"Everywhere I go people are more interested in this election than in past elections," Goldberg said (talking at left with Wabash Professor J.D. Phillips). "The general dynamic of all college campuses tends to hold constant with about 20 percent of the liberals really active and 20 percent of the conservatives really active. Everybody else hangs out in the dorm room and watches football and has normal lives."
It was the humor and somewhat even-handed approach that appealed to student Daniel Yelfimov ’06.
"I did go see (columnist) Ann Coulter last year (at Wabash) and she was very harsh," said the junior, who was proudly wearing his Mitch Daniels t-shirt. "What I really appreciated about this guy was he presented the Kerry side, of course it was more leaning toward his (Goldberg’s) views. He even poked some jokes. But he also talked about Bush.
"He’s a conservative but not a Republican hard core. He’s a conservative hard core. I really appreciated the fact that he was willing to say what he didn’t like about Bush. That’s something you usually don’t get when you invite a conservative speaker."
Goldberg thinks students like Yelfimov are more interested, in part, because of the Internet and 9-11.
"Even though the memory of 9-11 has faded, you still get a sense that college kids understand the stakes in this election are just bigger than they used to be," he said. "This is the second election dominated by the Internet. The Internet is so much bigger even than in 2000. College kids who don’t normally read newspapers probably get a lot more news than they used to because they’re on the web a lot."
Goldberg followed his remarks by taking questions for nearly 20 minutes. He was surprised no one asked him who he believed would win the election.
"If I had to bet, and I wouldn’t bet much, I would bet on Bush," he said. "I would bet on Bush for a bunch of reasons but none of them are great. It’s just a lot easier to see scenarios where Bush wins. For Kerry to win he has to win Pennsylvania, Ohio and maybe even Florida. But he really has to win Ohio or Florida; if he doesn’t win either he loses. There are all these places that are must wins for him.
"All Bush has to do to win is win the states he won last time because of the distribution of electoral votes. What got him 270 in 2000 now gets him 278. But I think it’s going to be close.
"My guess is whoever has the wind at their backs going into Election Day will win very decisively. My much more tentative guess is that will be Bush. But it also means these late breaking stories can change the dynamics."
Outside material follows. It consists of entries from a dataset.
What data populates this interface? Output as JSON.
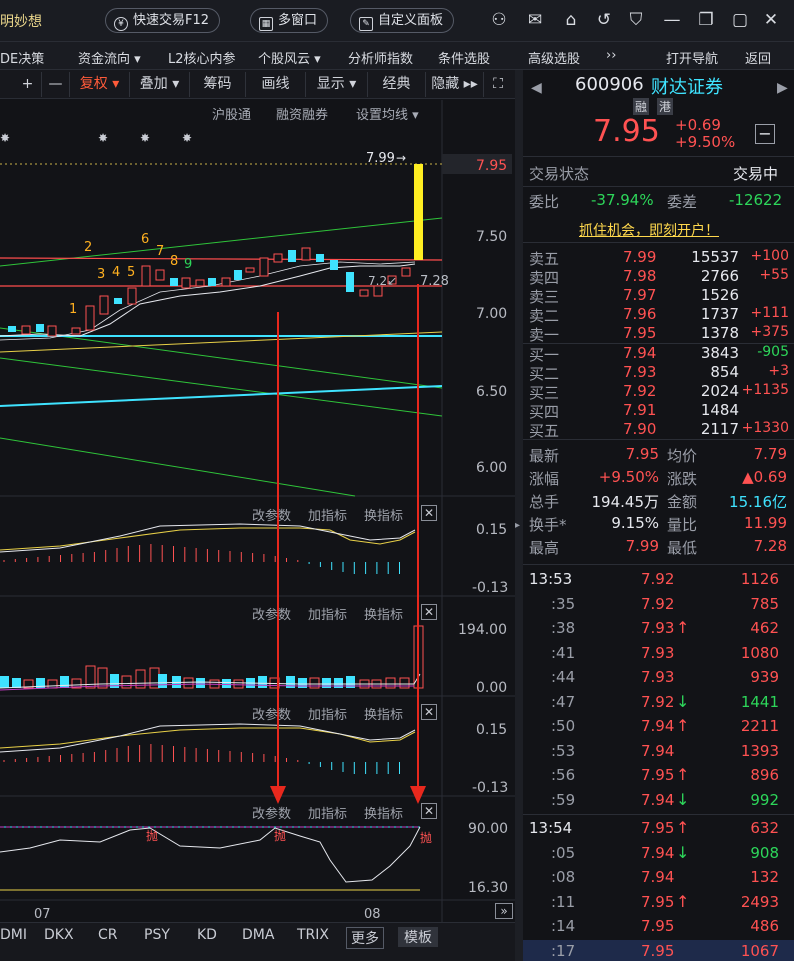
{
  "top": {
    "brand": "明妙想",
    "quick_trade": "快速交易F12",
    "multi_window": "多窗口",
    "custom_panel": "自定义面板"
  },
  "menu": [
    "DE决策",
    "资金流向 ▾",
    "L2核心内参",
    "个股风云 ▾",
    "分析师指数",
    "条件选股",
    "高级选股",
    "››",
    "打开导航",
    "返回"
  ],
  "toolbar": [
    "+",
    "—",
    "复权 ▾",
    "叠加 ▾",
    "筹码",
    "画线",
    "显示 ▾",
    "经典",
    "隐藏 ▸▸"
  ],
  "subbar": {
    "hgt": "沪股通",
    "margin": "融资融券",
    "ma": "设置均线 ▾"
  },
  "price_axis": [
    "7.95",
    "7.50",
    "7.00",
    "6.50",
    "6.00"
  ],
  "annotations": {
    "high": "7.99",
    "low": "7.28",
    "nums": [
      "1",
      "2",
      "3",
      "4",
      "5",
      "6",
      "7",
      "8",
      "9"
    ]
  },
  "panels": [
    {
      "ctrls": [
        "改参数",
        "加指标",
        "换指标"
      ],
      "ticks": [
        "0.15",
        "-0.13"
      ]
    },
    {
      "ctrls": [
        "改参数",
        "加指标",
        "换指标"
      ],
      "ticks": [
        "194.00",
        "0.00"
      ]
    },
    {
      "ctrls": [
        "改参数",
        "加指标",
        "换指标"
      ],
      "ticks": [
        "0.15",
        "-0.13"
      ]
    },
    {
      "ctrls": [
        "改参数",
        "加指标",
        "换指标"
      ],
      "ticks": [
        "90.00",
        "16.30"
      ],
      "marks": [
        "抛",
        "抛",
        "抛"
      ]
    }
  ],
  "dates": [
    "07",
    "08"
  ],
  "bottom_tabs": [
    "DMI",
    "DKX",
    "CR",
    "PSY",
    "KD",
    "DMA",
    "TRIX",
    "更多",
    "模板"
  ],
  "stock": {
    "code": "600906",
    "name": "财达证券",
    "tag1": "融",
    "tag2": "港",
    "price": "7.95",
    "chg": "+0.69",
    "pct": "+9.50%"
  },
  "status": {
    "label": "交易状态",
    "value": "交易中"
  },
  "ratio": {
    "wb_label": "委比",
    "wb": "-37.94%",
    "wc_label": "委差",
    "wc": "-12622"
  },
  "promo": "抓住机会，即刻开户！",
  "asks": [
    {
      "l": "卖五",
      "p": "7.99",
      "v": "15537",
      "d": "+100"
    },
    {
      "l": "卖四",
      "p": "7.98",
      "v": "2766",
      "d": "+55"
    },
    {
      "l": "卖三",
      "p": "7.97",
      "v": "1526",
      "d": ""
    },
    {
      "l": "卖二",
      "p": "7.96",
      "v": "1737",
      "d": "+111"
    },
    {
      "l": "卖一",
      "p": "7.95",
      "v": "1378",
      "d": "+375"
    }
  ],
  "bids": [
    {
      "l": "买一",
      "p": "7.94",
      "v": "3843",
      "d": "-905"
    },
    {
      "l": "买二",
      "p": "7.93",
      "v": "854",
      "d": "+3"
    },
    {
      "l": "买三",
      "p": "7.92",
      "v": "2024",
      "d": "+1135"
    },
    {
      "l": "买四",
      "p": "7.91",
      "v": "1484",
      "d": ""
    },
    {
      "l": "买五",
      "p": "7.90",
      "v": "2117",
      "d": "+1330"
    }
  ],
  "stats": [
    [
      "最新",
      "7.95",
      "均价",
      "7.79"
    ],
    [
      "涨幅",
      "+9.50%",
      "涨跌",
      "▲0.69"
    ],
    [
      "总手",
      "194.45万",
      "金额",
      "15.16亿"
    ],
    [
      "换手*",
      "9.15%",
      "量比",
      "11.99"
    ],
    [
      "最高",
      "7.99",
      "最低",
      "7.28"
    ]
  ],
  "ticks": [
    {
      "t": "13:53",
      "p": "7.92",
      "a": "",
      "v": "1126",
      "c": "red"
    },
    {
      "t": ":35",
      "p": "7.92",
      "a": "",
      "v": "785",
      "c": "red"
    },
    {
      "t": ":38",
      "p": "7.93",
      "a": "↑",
      "v": "462",
      "c": "red"
    },
    {
      "t": ":41",
      "p": "7.93",
      "a": "",
      "v": "1080",
      "c": "red"
    },
    {
      "t": ":44",
      "p": "7.93",
      "a": "",
      "v": "939",
      "c": "red"
    },
    {
      "t": ":47",
      "p": "7.92",
      "a": "↓",
      "v": "1441",
      "c": "grn"
    },
    {
      "t": ":50",
      "p": "7.94",
      "a": "↑",
      "v": "2211",
      "c": "red"
    },
    {
      "t": ":53",
      "p": "7.94",
      "a": "",
      "v": "1393",
      "c": "red"
    },
    {
      "t": ":56",
      "p": "7.95",
      "a": "↑",
      "v": "896",
      "c": "red"
    },
    {
      "t": ":59",
      "p": "7.94",
      "a": "↓",
      "v": "992",
      "c": "grn"
    },
    {
      "t": "13:54",
      "p": "7.95",
      "a": "↑",
      "v": "632",
      "c": "red"
    },
    {
      "t": ":05",
      "p": "7.94",
      "a": "↓",
      "v": "908",
      "c": "grn"
    },
    {
      "t": ":08",
      "p": "7.94",
      "a": "",
      "v": "132",
      "c": "red"
    },
    {
      "t": ":11",
      "p": "7.95",
      "a": "↑",
      "v": "2493",
      "c": "red"
    },
    {
      "t": ":14",
      "p": "7.95",
      "a": "",
      "v": "486",
      "c": "red"
    },
    {
      "t": ":17",
      "p": "7.95",
      "a": "",
      "v": "1067",
      "c": "red"
    }
  ]
}
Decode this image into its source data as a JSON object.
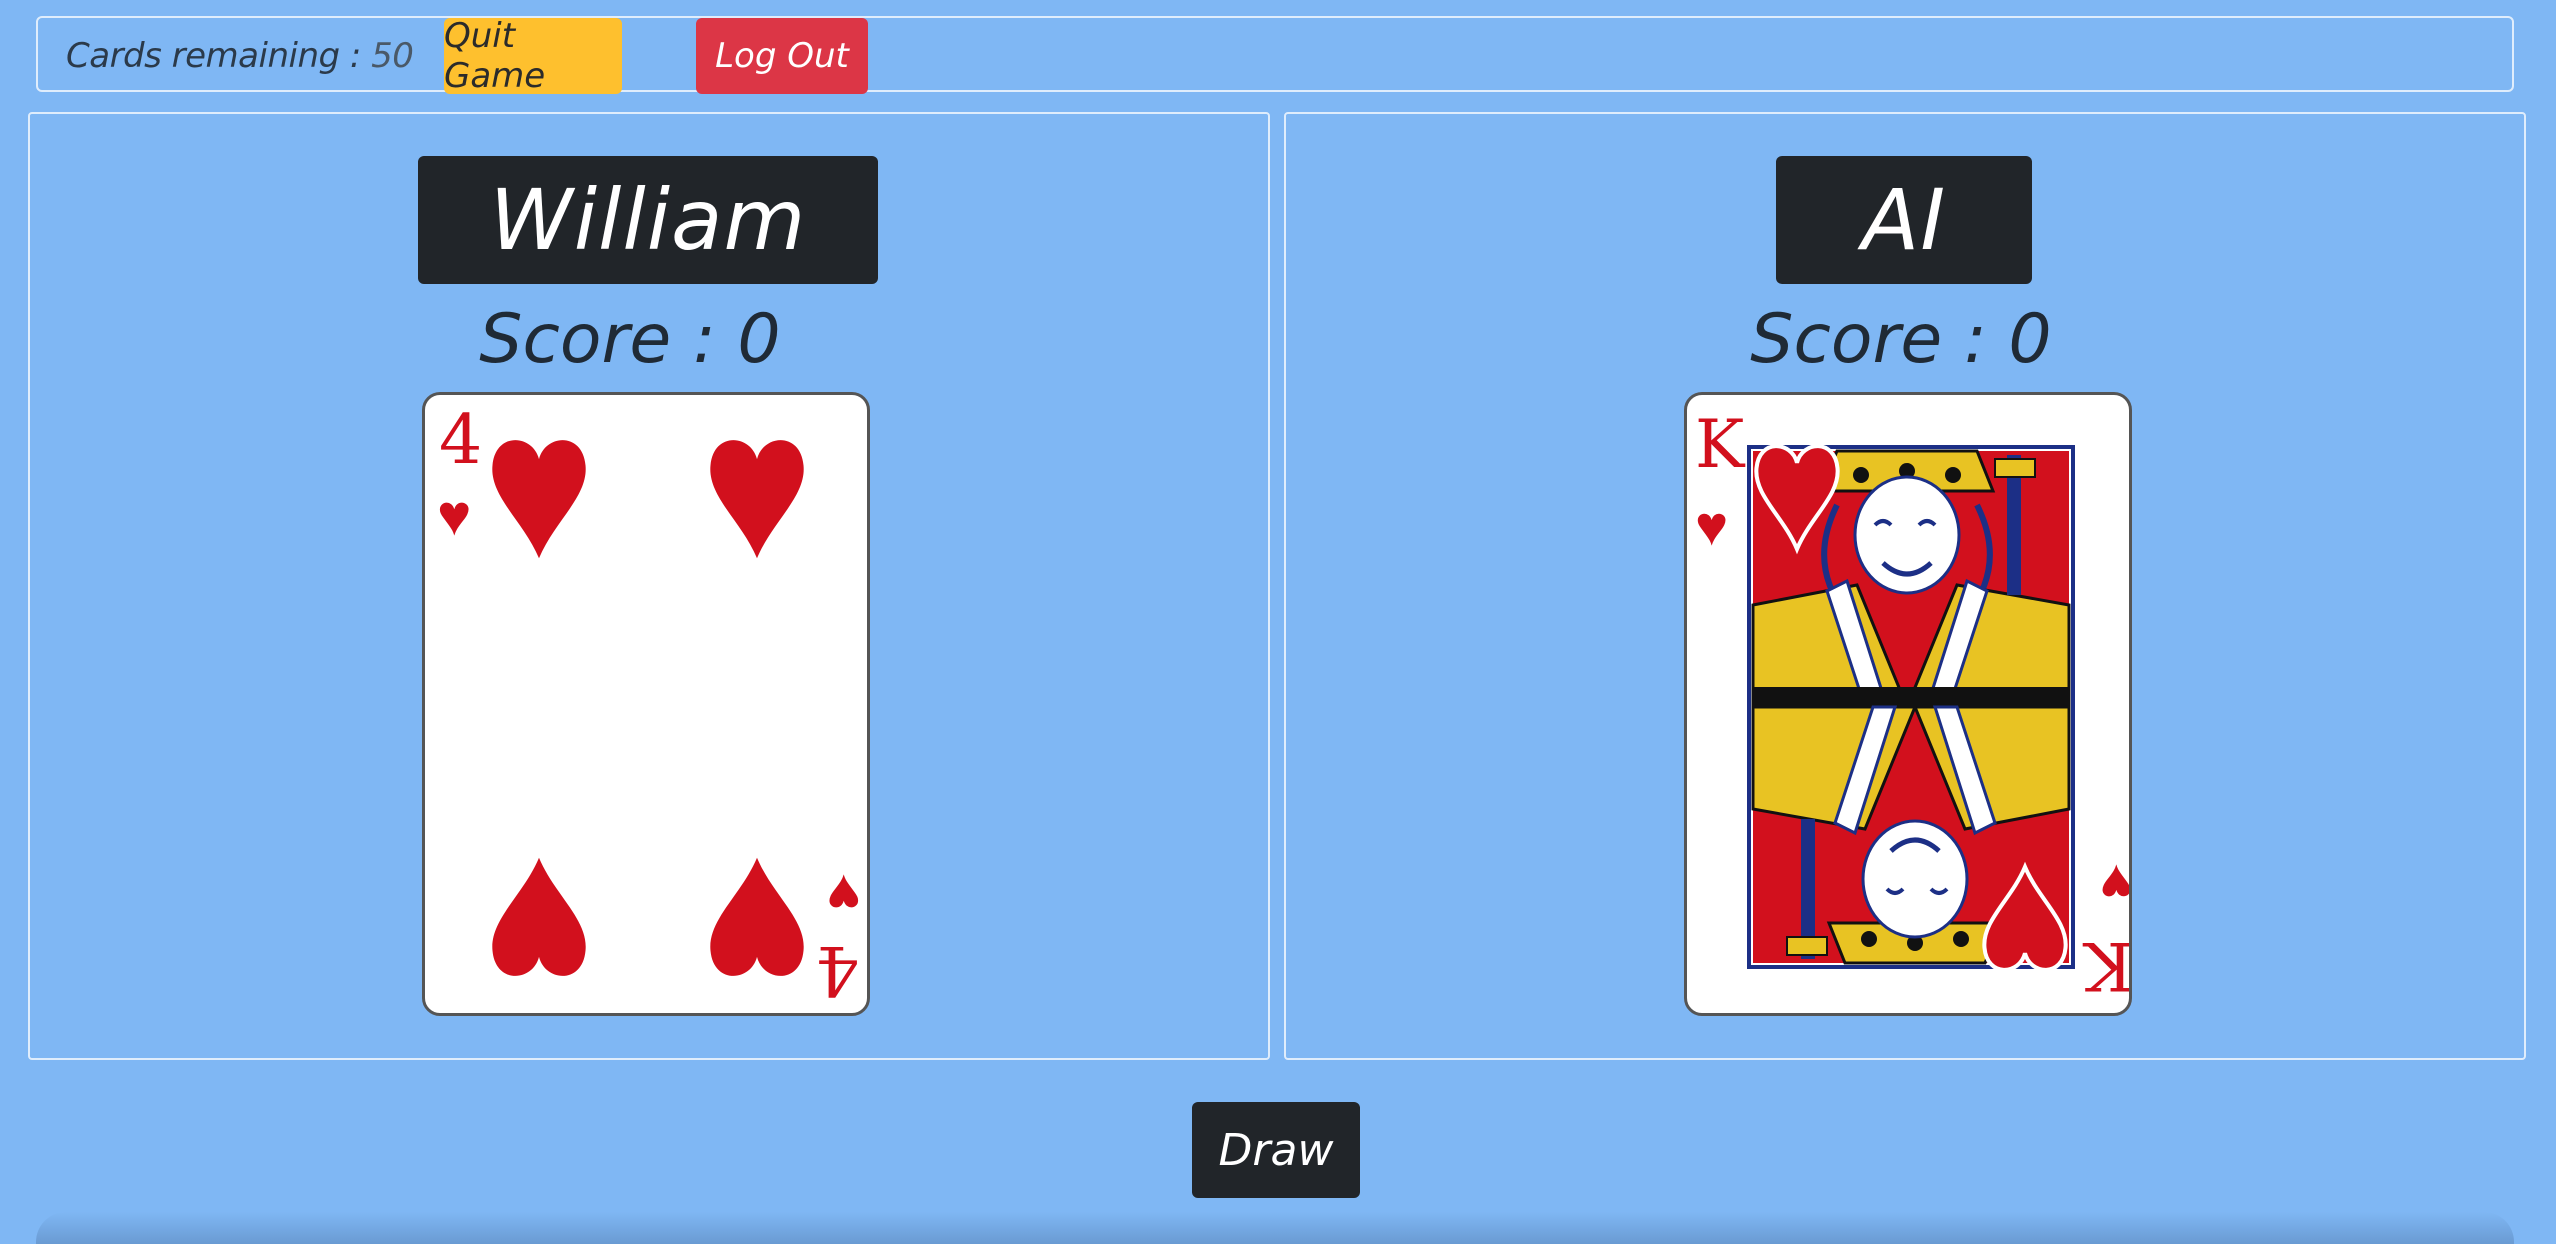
{
  "topbar": {
    "cards_remaining_label": "Cards remaining :",
    "cards_remaining_count": "50",
    "quit_label": "Quit Game",
    "logout_label": "Log Out"
  },
  "players": [
    {
      "name": "William",
      "score_label": "Score",
      "score_sep": ":",
      "score_value": "0",
      "card": {
        "rank": "4",
        "suit": "hearts",
        "suit_symbol": "♥",
        "color": "#d2101d"
      }
    },
    {
      "name": "AI",
      "score_label": "Score",
      "score_sep": ":",
      "score_value": "0",
      "card": {
        "rank": "K",
        "suit": "hearts",
        "suit_symbol": "♥",
        "color": "#d2101d"
      }
    }
  ],
  "draw_label": "Draw",
  "colors": {
    "background": "#7fb7f4",
    "quit_button": "#fec02e",
    "logout_button": "#dc3646",
    "dark": "#212529",
    "heart_red": "#d2101d"
  }
}
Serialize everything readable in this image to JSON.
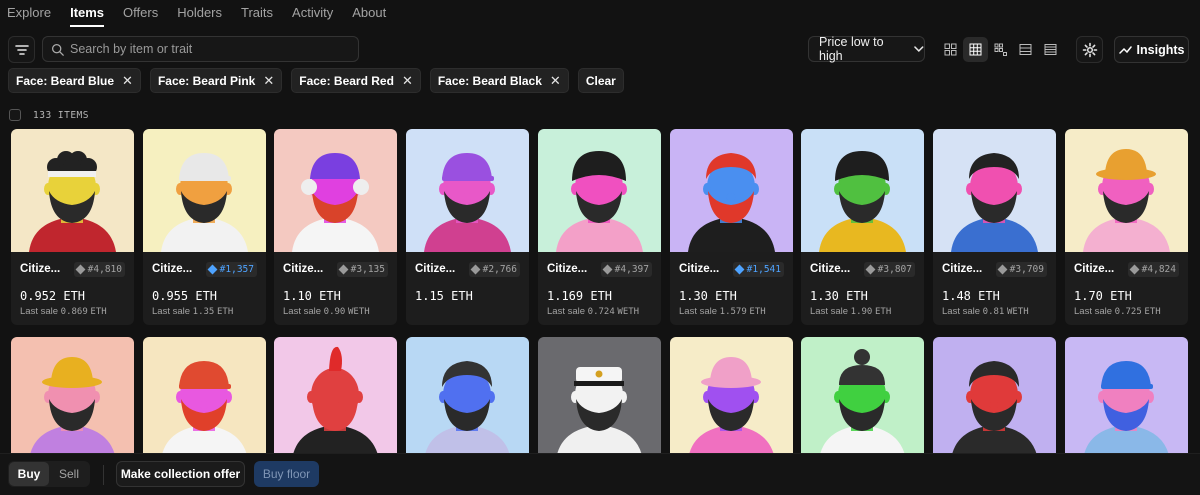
{
  "nav": {
    "tabs": [
      {
        "label": "Explore",
        "active": false
      },
      {
        "label": "Items",
        "active": true
      },
      {
        "label": "Offers",
        "active": false
      },
      {
        "label": "Holders",
        "active": false
      },
      {
        "label": "Traits",
        "active": false
      },
      {
        "label": "Activity",
        "active": false
      },
      {
        "label": "About",
        "active": false
      }
    ]
  },
  "toolbar": {
    "filter_icon": "filter-lines-icon",
    "search_placeholder": "Search by item or trait",
    "sort_label": "Price low to high",
    "view_modes": [
      "grid-large-icon",
      "grid-medium-icon",
      "grid-small-icon",
      "list-rows-icon",
      "table-icon"
    ],
    "active_view": 1,
    "settings_icon": "gear-icon",
    "insights_label": "Insights"
  },
  "filters": {
    "chips": [
      "Face: Beard Blue",
      "Face: Beard Pink",
      "Face: Beard Red",
      "Face: Beard Black"
    ],
    "clear_label": "Clear"
  },
  "results": {
    "count_label": "133 ITEMS"
  },
  "items": [
    {
      "name": "Citize...",
      "token": "#4,810",
      "tag_color": "gray",
      "price": "0.952",
      "currency": "ETH",
      "last_sale_label": "Last sale",
      "last_sale": "0.869",
      "last_currency": "ETH",
      "bg": "#f4e7c6",
      "skin": "#e8d23a",
      "beard": "#2a2a2a",
      "hat": "curly",
      "hat_color": "#222222",
      "shirt": "#c0262e"
    },
    {
      "name": "Citize...",
      "token": "#1,357",
      "tag_color": "blue",
      "price": "0.955",
      "currency": "ETH",
      "last_sale_label": "Last sale",
      "last_sale": "1.35",
      "last_currency": "ETH",
      "bg": "#f6f0c0",
      "skin": "#f0a040",
      "beard": "#2a2a2a",
      "hat": "cap",
      "hat_color": "#e8e8e8",
      "shirt": "#f2f2f2"
    },
    {
      "name": "Citize...",
      "token": "#3,135",
      "tag_color": "gray",
      "price": "1.10",
      "currency": "ETH",
      "last_sale_label": "Last sale",
      "last_sale": "0.90",
      "last_currency": "WETH",
      "bg": "#f4c9c1",
      "skin": "#e040e0",
      "beard": "#d9432a",
      "hat": "headphones",
      "hat_color": "#7a3fe0",
      "shirt": "#f5f5f5"
    },
    {
      "name": "Citize...",
      "token": "#2,766",
      "tag_color": "gray",
      "price": "1.15",
      "currency": "ETH",
      "last_sale_label": "",
      "last_sale": "",
      "last_currency": "",
      "bg": "#cfe0f7",
      "skin": "#e858c8",
      "beard": "#2a2a2a",
      "hat": "cap",
      "hat_color": "#9a50e0",
      "shirt": "#d04090"
    },
    {
      "name": "Citize...",
      "token": "#4,397",
      "tag_color": "gray",
      "price": "1.169",
      "currency": "ETH",
      "last_sale_label": "Last sale",
      "last_sale": "0.724",
      "last_currency": "WETH",
      "bg": "#c8f0da",
      "skin": "#f050c0",
      "beard": "#2a2a2a",
      "hat": "bowl",
      "hat_color": "#1e1e1e",
      "shirt": "#f3a0c8"
    },
    {
      "name": "Citize...",
      "token": "#1,541",
      "tag_color": "blue",
      "price": "1.30",
      "currency": "ETH",
      "last_sale_label": "Last sale",
      "last_sale": "1.579",
      "last_currency": "ETH",
      "bg": "#c9b4f5",
      "skin": "#4a8ff0",
      "beard": "#e0382a",
      "hat": "hair",
      "hat_color": "#e0382a",
      "shirt": "#1e1e1e"
    },
    {
      "name": "Citize...",
      "token": "#3,807",
      "tag_color": "gray",
      "price": "1.30",
      "currency": "ETH",
      "last_sale_label": "Last sale",
      "last_sale": "1.90",
      "last_currency": "ETH",
      "bg": "#c9e0f7",
      "skin": "#50c040",
      "beard": "#2a2a2a",
      "hat": "bowl",
      "hat_color": "#1e1e1e",
      "shirt": "#e8b820"
    },
    {
      "name": "Citize...",
      "token": "#3,709",
      "tag_color": "gray",
      "price": "1.48",
      "currency": "ETH",
      "last_sale_label": "Last sale",
      "last_sale": "0.81",
      "last_currency": "WETH",
      "bg": "#d6e2f5",
      "skin": "#f050b0",
      "beard": "#2a2a2a",
      "hat": "hair",
      "hat_color": "#222222",
      "shirt": "#3a6fd0"
    },
    {
      "name": "Citize...",
      "token": "#4,824",
      "tag_color": "gray",
      "price": "1.70",
      "currency": "ETH",
      "last_sale_label": "Last sale",
      "last_sale": "0.725",
      "last_currency": "ETH",
      "bg": "#f6ecc8",
      "skin": "#f060c0",
      "beard": "#2a2a2a",
      "hat": "bucket",
      "hat_color": "#e8a030",
      "shirt": "#f4b0d0"
    },
    {
      "bg": "#f4c0b0",
      "skin": "#f090b0",
      "beard": "#2a2a2a",
      "hat": "bucket",
      "hat_color": "#e8b020",
      "shirt": "#c080e0"
    },
    {
      "bg": "#f6e6c0",
      "skin": "#e858e0",
      "beard": "#e0402a",
      "hat": "cap",
      "hat_color": "#e04a30",
      "shirt": "#f5f5f5"
    },
    {
      "bg": "#f2c8e8",
      "skin": "#e04040",
      "beard": "#e04040",
      "hat": "mohawk",
      "hat_color": "#e02a2a",
      "shirt": "#222222"
    },
    {
      "bg": "#b8d8f4",
      "skin": "#5070f0",
      "beard": "#2a2a2a",
      "hat": "hair",
      "hat_color": "#333333",
      "shirt": "#c0c0e8"
    },
    {
      "bg": "#6a6a6e",
      "skin": "#f2f2f2",
      "beard": "#2a2a2a",
      "hat": "captain",
      "hat_color": "#f5f5f5",
      "shirt": "#f0f0f0"
    },
    {
      "bg": "#f6ecc8",
      "skin": "#a050f0",
      "beard": "#2a2a2a",
      "hat": "bucket",
      "hat_color": "#f0a0c8",
      "shirt": "#f070c0"
    },
    {
      "bg": "#c0f0c8",
      "skin": "#40d040",
      "beard": "#2a2a2a",
      "hat": "bun",
      "hat_color": "#333333",
      "shirt": "#f5f5f5"
    },
    {
      "bg": "#c0b0f0",
      "skin": "#e03a3a",
      "beard": "#2a2a2a",
      "hat": "hair",
      "hat_color": "#2a2a2a",
      "shirt": "#2a2a2a"
    },
    {
      "bg": "#c8b8f4",
      "skin": "#f080c0",
      "beard": "#4060e0",
      "hat": "cap",
      "hat_color": "#3070e0",
      "shirt": "#8ab8e8"
    }
  ],
  "bottom": {
    "buy_label": "Buy",
    "sell_label": "Sell",
    "collection_offer_label": "Make collection offer",
    "buy_floor_label": "Buy floor"
  }
}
Goldberg appears frequently on television talk-news shows. His column runs regularly in the Crawfordsville Journal Review and The Indianapolis Star. His Wabash College appearance was sponsored by Student Senate, The Commentary and the Young America’s Foundation.